Between long workdays, dinner prep and soccer practice shuttling, there's no time for a busy mom to do the networking that's required for career advancement -- or is there? The key to boosting your career without downgrading your family on the priority list is to make the most of how you interact with the people you see or connect with every day -- whether it's online or in the school pick-up line.
Social media is the busy career mom's best friend. "Once you get the basics of how Twitter works," says Julie Fry, founder of Business Among Moms, based in Seattle, "it is invaluable for making connections and finding others in your industry or target market. She touts the benefits of Facebook for its wide audience and LinkedIn for its ability to connect with both companies and people. Working mom Faith McKinney, a positioning and visibility consultant in Indianapolis, recommends branding yourself on social media and being consistent with your message across all platforms. Ways to do this include posting only positive news about your life and family, sharing articles that pertain to your interests, keeping your profiles current and participating in business-related discussions in relevant groups.

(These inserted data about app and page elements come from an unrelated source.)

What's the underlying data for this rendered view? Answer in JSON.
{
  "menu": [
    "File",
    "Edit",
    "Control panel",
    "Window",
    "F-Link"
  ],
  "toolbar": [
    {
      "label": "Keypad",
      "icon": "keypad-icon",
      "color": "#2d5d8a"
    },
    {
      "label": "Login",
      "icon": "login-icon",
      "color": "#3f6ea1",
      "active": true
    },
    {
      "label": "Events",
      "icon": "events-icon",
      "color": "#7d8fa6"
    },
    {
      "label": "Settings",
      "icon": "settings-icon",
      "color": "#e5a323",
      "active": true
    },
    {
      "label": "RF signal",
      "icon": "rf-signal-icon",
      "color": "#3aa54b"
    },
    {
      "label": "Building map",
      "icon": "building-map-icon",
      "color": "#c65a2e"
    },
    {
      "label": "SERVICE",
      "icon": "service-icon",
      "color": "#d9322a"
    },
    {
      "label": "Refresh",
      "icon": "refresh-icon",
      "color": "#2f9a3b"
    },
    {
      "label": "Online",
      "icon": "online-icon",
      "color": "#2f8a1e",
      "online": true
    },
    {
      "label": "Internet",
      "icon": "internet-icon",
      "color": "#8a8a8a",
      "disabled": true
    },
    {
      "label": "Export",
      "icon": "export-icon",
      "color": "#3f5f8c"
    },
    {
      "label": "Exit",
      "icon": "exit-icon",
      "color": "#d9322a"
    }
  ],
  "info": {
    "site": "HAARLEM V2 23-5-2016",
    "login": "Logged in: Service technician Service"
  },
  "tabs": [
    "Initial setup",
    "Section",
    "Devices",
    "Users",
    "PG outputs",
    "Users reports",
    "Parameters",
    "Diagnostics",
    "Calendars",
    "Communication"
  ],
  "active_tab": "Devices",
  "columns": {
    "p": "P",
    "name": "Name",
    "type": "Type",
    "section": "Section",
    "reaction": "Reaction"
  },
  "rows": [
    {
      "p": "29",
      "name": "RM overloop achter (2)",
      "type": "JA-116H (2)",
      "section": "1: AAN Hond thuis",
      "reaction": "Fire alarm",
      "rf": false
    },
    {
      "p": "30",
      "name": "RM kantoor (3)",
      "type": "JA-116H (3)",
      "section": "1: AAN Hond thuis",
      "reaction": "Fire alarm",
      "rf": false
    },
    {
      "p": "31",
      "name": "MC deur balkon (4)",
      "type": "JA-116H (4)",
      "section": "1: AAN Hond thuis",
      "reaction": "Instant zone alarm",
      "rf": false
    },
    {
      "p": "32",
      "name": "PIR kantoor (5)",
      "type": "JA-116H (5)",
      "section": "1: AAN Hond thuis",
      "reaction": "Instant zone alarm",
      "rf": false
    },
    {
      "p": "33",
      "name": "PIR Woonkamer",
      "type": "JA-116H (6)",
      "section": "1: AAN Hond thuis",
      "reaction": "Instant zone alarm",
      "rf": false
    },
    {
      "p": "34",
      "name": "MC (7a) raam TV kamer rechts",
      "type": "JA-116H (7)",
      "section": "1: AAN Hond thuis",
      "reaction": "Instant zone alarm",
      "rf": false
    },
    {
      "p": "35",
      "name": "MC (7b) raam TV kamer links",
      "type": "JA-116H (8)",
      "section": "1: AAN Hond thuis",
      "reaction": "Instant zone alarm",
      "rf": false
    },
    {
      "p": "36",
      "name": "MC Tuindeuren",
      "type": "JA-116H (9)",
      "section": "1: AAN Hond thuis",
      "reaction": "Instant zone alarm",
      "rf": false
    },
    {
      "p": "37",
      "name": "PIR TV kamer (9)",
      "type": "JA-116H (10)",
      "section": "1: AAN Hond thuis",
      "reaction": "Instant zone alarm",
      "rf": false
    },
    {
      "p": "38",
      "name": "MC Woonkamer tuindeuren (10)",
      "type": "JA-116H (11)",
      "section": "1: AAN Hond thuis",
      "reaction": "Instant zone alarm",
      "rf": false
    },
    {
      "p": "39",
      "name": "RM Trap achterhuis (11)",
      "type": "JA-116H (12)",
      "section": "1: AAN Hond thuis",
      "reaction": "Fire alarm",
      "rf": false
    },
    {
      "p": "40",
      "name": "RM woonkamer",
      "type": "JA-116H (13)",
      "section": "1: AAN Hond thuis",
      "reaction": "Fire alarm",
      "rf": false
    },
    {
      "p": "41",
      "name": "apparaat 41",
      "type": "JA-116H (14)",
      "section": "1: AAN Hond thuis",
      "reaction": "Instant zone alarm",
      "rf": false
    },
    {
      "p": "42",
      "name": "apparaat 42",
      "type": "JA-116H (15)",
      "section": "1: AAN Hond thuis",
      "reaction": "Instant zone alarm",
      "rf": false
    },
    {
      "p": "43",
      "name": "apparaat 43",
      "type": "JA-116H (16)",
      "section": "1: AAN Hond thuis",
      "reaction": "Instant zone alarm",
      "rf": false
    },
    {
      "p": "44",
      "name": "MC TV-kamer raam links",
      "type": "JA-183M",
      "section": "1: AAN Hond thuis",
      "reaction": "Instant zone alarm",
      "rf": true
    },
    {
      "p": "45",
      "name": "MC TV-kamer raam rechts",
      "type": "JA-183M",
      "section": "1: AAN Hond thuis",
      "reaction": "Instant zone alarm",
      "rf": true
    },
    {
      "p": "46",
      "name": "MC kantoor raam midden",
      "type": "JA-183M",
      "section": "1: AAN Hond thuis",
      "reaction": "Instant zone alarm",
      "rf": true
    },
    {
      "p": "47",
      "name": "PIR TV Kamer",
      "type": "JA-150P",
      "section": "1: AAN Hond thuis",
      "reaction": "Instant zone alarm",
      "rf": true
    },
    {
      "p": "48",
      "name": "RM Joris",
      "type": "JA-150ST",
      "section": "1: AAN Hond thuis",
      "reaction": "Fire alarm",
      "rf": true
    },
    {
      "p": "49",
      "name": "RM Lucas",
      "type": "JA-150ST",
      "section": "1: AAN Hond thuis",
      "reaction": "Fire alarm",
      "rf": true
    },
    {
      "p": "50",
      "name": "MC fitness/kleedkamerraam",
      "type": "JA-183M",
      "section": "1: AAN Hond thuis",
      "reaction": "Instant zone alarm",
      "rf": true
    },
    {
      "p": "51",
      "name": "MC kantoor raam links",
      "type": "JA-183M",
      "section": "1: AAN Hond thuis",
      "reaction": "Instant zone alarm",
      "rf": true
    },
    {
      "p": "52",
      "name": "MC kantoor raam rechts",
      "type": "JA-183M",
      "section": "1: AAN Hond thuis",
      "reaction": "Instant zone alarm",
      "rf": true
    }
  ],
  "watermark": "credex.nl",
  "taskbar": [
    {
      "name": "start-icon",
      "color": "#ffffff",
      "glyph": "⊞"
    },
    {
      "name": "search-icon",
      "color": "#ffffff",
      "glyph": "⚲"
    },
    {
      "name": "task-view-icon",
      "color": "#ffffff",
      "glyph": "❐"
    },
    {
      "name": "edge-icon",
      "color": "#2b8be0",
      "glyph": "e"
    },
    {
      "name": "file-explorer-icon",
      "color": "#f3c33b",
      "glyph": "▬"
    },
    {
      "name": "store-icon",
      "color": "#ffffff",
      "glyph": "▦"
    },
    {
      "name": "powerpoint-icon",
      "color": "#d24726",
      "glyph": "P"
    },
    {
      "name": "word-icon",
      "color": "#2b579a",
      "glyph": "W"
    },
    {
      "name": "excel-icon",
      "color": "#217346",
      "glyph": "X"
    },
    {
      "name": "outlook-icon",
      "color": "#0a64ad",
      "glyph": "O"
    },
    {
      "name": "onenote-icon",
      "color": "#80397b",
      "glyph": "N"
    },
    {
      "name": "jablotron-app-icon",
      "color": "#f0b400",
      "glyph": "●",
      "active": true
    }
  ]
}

Join Professional Organizations
Sometimes, simply being able to list a professional organization on your resume increases your clout when trying to advance your career. However, you can also often stay involved digitally by offering valuable information via the organization's website, newsletter or trade publication, suggests career coach Barbara Safani, who's based in New York. "Consider taking on a leadership role within your professional community by chairing a committee or submitting articles for the newsletter," she says. While it might seem like a lot of extra work, she notes that much of it can be done from home and is fairly flexible. Fry also recommends seeking out a working mom-specific networking organization. Once you've made connections, she says, set aside a specific amount of time each week to reach out and follow-up with these people. "Relationships happen as a result of interaction, and it does require time and effort," she says.
Connect With Other Moms (and Dads)
Whether you find them on the playground or during sports practice, other working moms and dads are likely eager to network with you, too. "A close second to the golf course may very well be the playground," Safani says, though she also suggests classes or sports practices as potential places to connect. She recommends scheduling at least one weekend class to maximize networking opportunities. As your child gets older, becoming a team parent not only allows you to network with myriad community members, but also list leadership positions on your resume.
Put your professional skills to work at your child's school or day care center. If you're a fundraising expert, offer to solicit donations for an upcoming event. Those who are whiz-bang writers or graphic designers might offer to work on newsletters or fliers. "When you volunteer for a position in your child's school or your local community you are broadening your range of contacts since members of these groups represent multiple professional backgrounds," Safani says. She suggests taking it one step further -- offer to chair an event or become a member of the executive board. "These types of opportunities provide you with much greater visibility and decision-making power than you would receive if you just offer to bake cupcakes for the school picnic," she notes.